GIVEN INFORMATION ::
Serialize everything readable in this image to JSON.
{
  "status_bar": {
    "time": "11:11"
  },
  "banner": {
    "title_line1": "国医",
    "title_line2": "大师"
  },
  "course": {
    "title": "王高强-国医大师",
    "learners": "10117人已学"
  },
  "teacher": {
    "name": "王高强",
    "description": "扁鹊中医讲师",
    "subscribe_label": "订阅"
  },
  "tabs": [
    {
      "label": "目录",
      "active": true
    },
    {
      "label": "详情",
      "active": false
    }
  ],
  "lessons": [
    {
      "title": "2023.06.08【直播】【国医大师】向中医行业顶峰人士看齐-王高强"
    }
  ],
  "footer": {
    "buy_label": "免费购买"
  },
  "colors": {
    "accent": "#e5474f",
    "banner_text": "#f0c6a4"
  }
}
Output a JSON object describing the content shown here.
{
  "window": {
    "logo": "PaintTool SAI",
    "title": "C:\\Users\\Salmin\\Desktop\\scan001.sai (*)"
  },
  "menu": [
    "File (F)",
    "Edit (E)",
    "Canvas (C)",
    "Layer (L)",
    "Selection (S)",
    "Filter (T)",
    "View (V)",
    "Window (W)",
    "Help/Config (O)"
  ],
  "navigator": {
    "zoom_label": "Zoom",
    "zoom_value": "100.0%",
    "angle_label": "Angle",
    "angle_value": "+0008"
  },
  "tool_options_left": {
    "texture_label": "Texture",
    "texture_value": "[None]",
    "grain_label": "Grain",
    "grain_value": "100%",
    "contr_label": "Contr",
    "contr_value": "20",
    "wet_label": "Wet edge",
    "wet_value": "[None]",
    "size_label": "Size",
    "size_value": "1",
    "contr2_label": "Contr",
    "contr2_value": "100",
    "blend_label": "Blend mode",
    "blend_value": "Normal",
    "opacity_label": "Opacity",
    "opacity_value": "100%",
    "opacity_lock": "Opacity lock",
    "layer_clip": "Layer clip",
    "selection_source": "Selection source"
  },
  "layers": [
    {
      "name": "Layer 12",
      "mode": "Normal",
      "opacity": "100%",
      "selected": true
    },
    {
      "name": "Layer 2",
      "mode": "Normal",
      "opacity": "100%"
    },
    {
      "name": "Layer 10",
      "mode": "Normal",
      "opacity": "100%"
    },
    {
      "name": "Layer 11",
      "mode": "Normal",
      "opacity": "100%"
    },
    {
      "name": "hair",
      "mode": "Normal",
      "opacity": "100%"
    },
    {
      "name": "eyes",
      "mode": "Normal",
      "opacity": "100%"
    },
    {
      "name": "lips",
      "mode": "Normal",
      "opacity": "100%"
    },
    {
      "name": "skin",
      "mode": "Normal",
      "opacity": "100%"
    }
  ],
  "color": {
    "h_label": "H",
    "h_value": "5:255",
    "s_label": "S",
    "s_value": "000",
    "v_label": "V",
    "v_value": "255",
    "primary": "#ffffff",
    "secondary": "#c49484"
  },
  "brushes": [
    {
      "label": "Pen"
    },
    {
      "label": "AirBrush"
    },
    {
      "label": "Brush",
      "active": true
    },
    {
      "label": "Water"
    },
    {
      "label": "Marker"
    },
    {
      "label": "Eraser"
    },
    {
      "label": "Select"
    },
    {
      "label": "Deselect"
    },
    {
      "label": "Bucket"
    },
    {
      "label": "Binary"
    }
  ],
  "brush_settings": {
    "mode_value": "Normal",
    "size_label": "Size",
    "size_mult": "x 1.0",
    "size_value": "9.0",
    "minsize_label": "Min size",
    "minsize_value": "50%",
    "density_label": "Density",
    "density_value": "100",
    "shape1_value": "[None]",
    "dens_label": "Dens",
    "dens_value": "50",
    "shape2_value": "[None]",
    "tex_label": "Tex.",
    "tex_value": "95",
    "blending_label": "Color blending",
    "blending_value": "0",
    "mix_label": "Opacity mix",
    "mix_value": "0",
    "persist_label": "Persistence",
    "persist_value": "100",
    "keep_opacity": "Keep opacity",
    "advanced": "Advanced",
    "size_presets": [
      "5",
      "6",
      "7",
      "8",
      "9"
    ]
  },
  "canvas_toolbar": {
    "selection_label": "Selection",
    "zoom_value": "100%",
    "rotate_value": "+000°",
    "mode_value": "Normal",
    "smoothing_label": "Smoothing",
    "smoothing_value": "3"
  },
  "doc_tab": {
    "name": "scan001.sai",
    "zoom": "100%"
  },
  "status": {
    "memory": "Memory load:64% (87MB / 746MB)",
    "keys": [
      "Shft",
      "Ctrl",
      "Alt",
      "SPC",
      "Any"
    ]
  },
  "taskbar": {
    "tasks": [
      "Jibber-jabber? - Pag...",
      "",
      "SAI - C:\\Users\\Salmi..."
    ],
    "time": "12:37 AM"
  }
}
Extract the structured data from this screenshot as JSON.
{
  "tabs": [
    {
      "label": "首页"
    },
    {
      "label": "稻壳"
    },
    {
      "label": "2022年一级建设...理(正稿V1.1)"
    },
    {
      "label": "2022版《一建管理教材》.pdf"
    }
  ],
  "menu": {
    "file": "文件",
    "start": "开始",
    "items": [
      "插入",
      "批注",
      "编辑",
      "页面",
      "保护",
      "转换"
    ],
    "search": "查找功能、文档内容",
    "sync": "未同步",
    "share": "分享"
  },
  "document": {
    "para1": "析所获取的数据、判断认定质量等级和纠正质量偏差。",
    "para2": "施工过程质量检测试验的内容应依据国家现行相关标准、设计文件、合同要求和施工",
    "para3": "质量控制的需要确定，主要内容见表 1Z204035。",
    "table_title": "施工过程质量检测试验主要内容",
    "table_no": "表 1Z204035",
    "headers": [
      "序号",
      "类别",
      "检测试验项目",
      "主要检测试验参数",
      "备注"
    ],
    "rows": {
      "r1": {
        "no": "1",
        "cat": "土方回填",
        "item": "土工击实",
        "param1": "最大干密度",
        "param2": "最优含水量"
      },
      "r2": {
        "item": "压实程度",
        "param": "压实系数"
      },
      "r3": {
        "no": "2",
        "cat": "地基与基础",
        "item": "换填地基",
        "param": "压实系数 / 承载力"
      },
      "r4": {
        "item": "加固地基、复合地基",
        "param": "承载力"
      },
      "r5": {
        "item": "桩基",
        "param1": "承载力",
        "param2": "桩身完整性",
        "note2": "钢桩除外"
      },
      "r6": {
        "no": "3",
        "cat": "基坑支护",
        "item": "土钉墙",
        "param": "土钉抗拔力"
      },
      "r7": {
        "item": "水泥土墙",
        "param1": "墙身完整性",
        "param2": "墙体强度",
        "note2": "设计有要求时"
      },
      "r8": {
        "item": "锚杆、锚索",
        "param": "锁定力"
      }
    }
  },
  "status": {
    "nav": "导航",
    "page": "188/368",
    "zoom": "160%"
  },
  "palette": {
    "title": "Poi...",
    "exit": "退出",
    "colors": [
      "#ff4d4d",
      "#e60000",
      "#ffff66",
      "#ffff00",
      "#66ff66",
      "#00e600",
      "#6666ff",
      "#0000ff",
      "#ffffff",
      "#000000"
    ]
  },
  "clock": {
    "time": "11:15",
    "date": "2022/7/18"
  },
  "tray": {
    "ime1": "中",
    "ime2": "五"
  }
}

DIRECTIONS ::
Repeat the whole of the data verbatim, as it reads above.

YOUR SOLUTION ::
Serialize everything readable in this image to JSON.
{
  "status_bar": {
    "time": "11:11"
  },
  "banner": {
    "title_line1": "国医",
    "title_line2": "大师"
  },
  "course": {
    "title": "王高强-国医大师",
    "learners": "10117人已学"
  },
  "teacher": {
    "name": "王高强",
    "description": "扁鹊中医讲师",
    "subscribe_label": "订阅"
  },
  "tabs": [
    {
      "label": "目录",
      "active": true
    },
    {
      "label": "详情",
      "active": false
    }
  ],
  "lessons": [
    {
      "title": "2023.06.08【直播】【国医大师】向中医行业顶峰人士看齐-王高强"
    }
  ],
  "footer": {
    "buy_label": "免费购买"
  },
  "colors": {
    "accent": "#e5474f",
    "banner_text": "#f0c6a4"
  }
}
Output a JSON object describing the content shown here.
{
  "window": {
    "logo": "PaintTool SAI",
    "title": "C:\\Users\\Salmin\\Desktop\\scan001.sai (*)"
  },
  "menu": [
    "File (F)",
    "Edit (E)",
    "Canvas (C)",
    "Layer (L)",
    "Selection (S)",
    "Filter (T)",
    "View (V)",
    "Window (W)",
    "Help/Config (O)"
  ],
  "navigator": {
    "zoom_label": "Zoom",
    "zoom_value": "100.0%",
    "angle_label": "Angle",
    "angle_value": "+0008"
  },
  "tool_options_left": {
    "texture_label": "Texture",
    "texture_value": "[None]",
    "grain_label": "Grain",
    "grain_value": "100%",
    "contr_label": "Contr",
    "contr_value": "20",
    "wet_label": "Wet edge",
    "wet_value": "[None]",
    "size_label": "Size",
    "size_value": "1",
    "contr2_label": "Contr",
    "contr2_value": "100",
    "blend_label": "Blend mode",
    "blend_value": "Normal",
    "opacity_label": "Opacity",
    "opacity_value": "100%",
    "opacity_lock": "Opacity lock",
    "layer_clip": "Layer clip",
    "selection_source": "Selection source"
  },
  "layers": [
    {
      "name": "Layer 12",
      "mode": "Normal",
      "opacity": "100%",
      "selected": true
    },
    {
      "name": "Layer 2",
      "mode": "Normal",
      "opacity": "100%"
    },
    {
      "name": "Layer 10",
      "mode": "Normal",
      "opacity": "100%"
    },
    {
      "name": "Layer 11",
      "mode": "Normal",
      "opacity": "100%"
    },
    {
      "name": "hair",
      "mode": "Normal",
      "opacity": "100%"
    },
    {
      "name": "eyes",
      "mode": "Normal",
      "opacity": "100%"
    },
    {
      "name": "lips",
      "mode": "Normal",
      "opacity": "100%"
    },
    {
      "name": "skin",
      "mode": "Normal",
      "opacity": "100%"
    }
  ],
  "color": {
    "h_label": "H",
    "h_value": "5:255",
    "s_label": "S",
    "s_value": "000",
    "v_label": "V",
    "v_value": "255",
    "primary": "#ffffff",
    "secondary": "#c49484"
  },
  "brushes": [
    {
      "label": "Pen"
    },
    {
      "label": "AirBrush"
    },
    {
      "label": "Brush",
      "active": true
    },
    {
      "label": "Water"
    },
    {
      "label": "Marker"
    },
    {
      "label": "Eraser"
    },
    {
      "label": "Select"
    },
    {
      "label": "Deselect"
    },
    {
      "label": "Bucket"
    },
    {
      "label": "Binary"
    }
  ],
  "brush_settings": {
    "mode_value": "Normal",
    "size_label": "Size",
    "size_mult": "x 1.0",
    "size_value": "9.0",
    "minsize_label": "Min size",
    "minsize_value": "50%",
    "density_label": "Density",
    "density_value": "100",
    "shape1_value": "[None]",
    "dens_label": "Dens",
    "dens_value": "50",
    "shape2_value": "[None]",
    "tex_label": "Tex.",
    "tex_value": "95",
    "blending_label": "Color blending",
    "blending_value": "0",
    "mix_label": "Opacity mix",
    "mix_value": "0",
    "persist_label": "Persistence",
    "persist_value": "100",
    "keep_opacity": "Keep opacity",
    "advanced": "Advanced",
    "size_presets": [
      "5",
      "6",
      "7",
      "8",
      "9"
    ]
  },
  "canvas_toolbar": {
    "selection_label": "Selection",
    "zoom_value": "100%",
    "rotate_value": "+000°",
    "mode_value": "Normal",
    "smoothing_label": "Smoothing",
    "smoothing_value": "3"
  },
  "doc_tab": {
    "name": "scan001.sai",
    "zoom": "100%"
  },
  "status": {
    "memory": "Memory load:64% (87MB / 746MB)",
    "keys": [
      "Shft",
      "Ctrl",
      "Alt",
      "SPC",
      "Any"
    ]
  },
  "taskbar": {
    "tasks": [
      "Jibber-jabber? - Pag...",
      "",
      "SAI - C:\\Users\\Salmi..."
    ],
    "time": "12:37 AM"
  }
}
Extract the structured data from this screenshot as JSON.
{
  "tabs": [
    {
      "label": "首页"
    },
    {
      "label": "稻壳"
    },
    {
      "label": "2022年一级建设...理(正稿V1.1)"
    },
    {
      "label": "2022版《一建管理教材》.pdf"
    }
  ],
  "menu": {
    "file": "文件",
    "start": "开始",
    "items": [
      "插入",
      "批注",
      "编辑",
      "页面",
      "保护",
      "转换"
    ],
    "search": "查找功能、文档内容",
    "sync": "未同步",
    "share": "分享"
  },
  "document": {
    "para1": "析所获取的数据、判断认定质量等级和纠正质量偏差。",
    "para2": "施工过程质量检测试验的内容应依据国家现行相关标准、设计文件、合同要求和施工",
    "para3": "质量控制的需要确定，主要内容见表 1Z204035。",
    "table_title": "施工过程质量检测试验主要内容",
    "table_no": "表 1Z204035",
    "headers": [
      "序号",
      "类别",
      "检测试验项目",
      "主要检测试验参数",
      "备注"
    ],
    "rows": {
      "r1": {
        "no": "1",
        "cat": "土方回填",
        "item": "土工击实",
        "param1": "最大干密度",
        "param2": "最优含水量"
      },
      "r2": {
        "item": "压实程度",
        "param": "压实系数"
      },
      "r3": {
        "no": "2",
        "cat": "地基与基础",
        "item": "换填地基",
        "param": "压实系数 / 承载力"
      },
      "r4": {
        "item": "加固地基、复合地基",
        "param": "承载力"
      },
      "r5": {
        "item": "桩基",
        "param1": "承载力",
        "param2": "桩身完整性",
        "note2": "钢桩除外"
      },
      "r6": {
        "no": "3",
        "cat": "基坑支护",
        "item": "土钉墙",
        "param": "土钉抗拔力"
      },
      "r7": {
        "item": "水泥土墙",
        "param1": "墙身完整性",
        "param2": "墙体强度",
        "note2": "设计有要求时"
      },
      "r8": {
        "item": "锚杆、锚索",
        "param": "锁定力"
      }
    }
  },
  "status": {
    "nav": "导航",
    "page": "188/368",
    "zoom": "160%"
  },
  "palette": {
    "title": "Poi...",
    "exit": "退出",
    "colors": [
      "#ff4d4d",
      "#e60000",
      "#ffff66",
      "#ffff00",
      "#66ff66",
      "#00e600",
      "#6666ff",
      "#0000ff",
      "#ffffff",
      "#000000"
    ]
  },
  "clock": {
    "time": "11:15",
    "date": "2022/7/18"
  },
  "tray": {
    "ime1": "中",
    "ime2": "五"
  }
}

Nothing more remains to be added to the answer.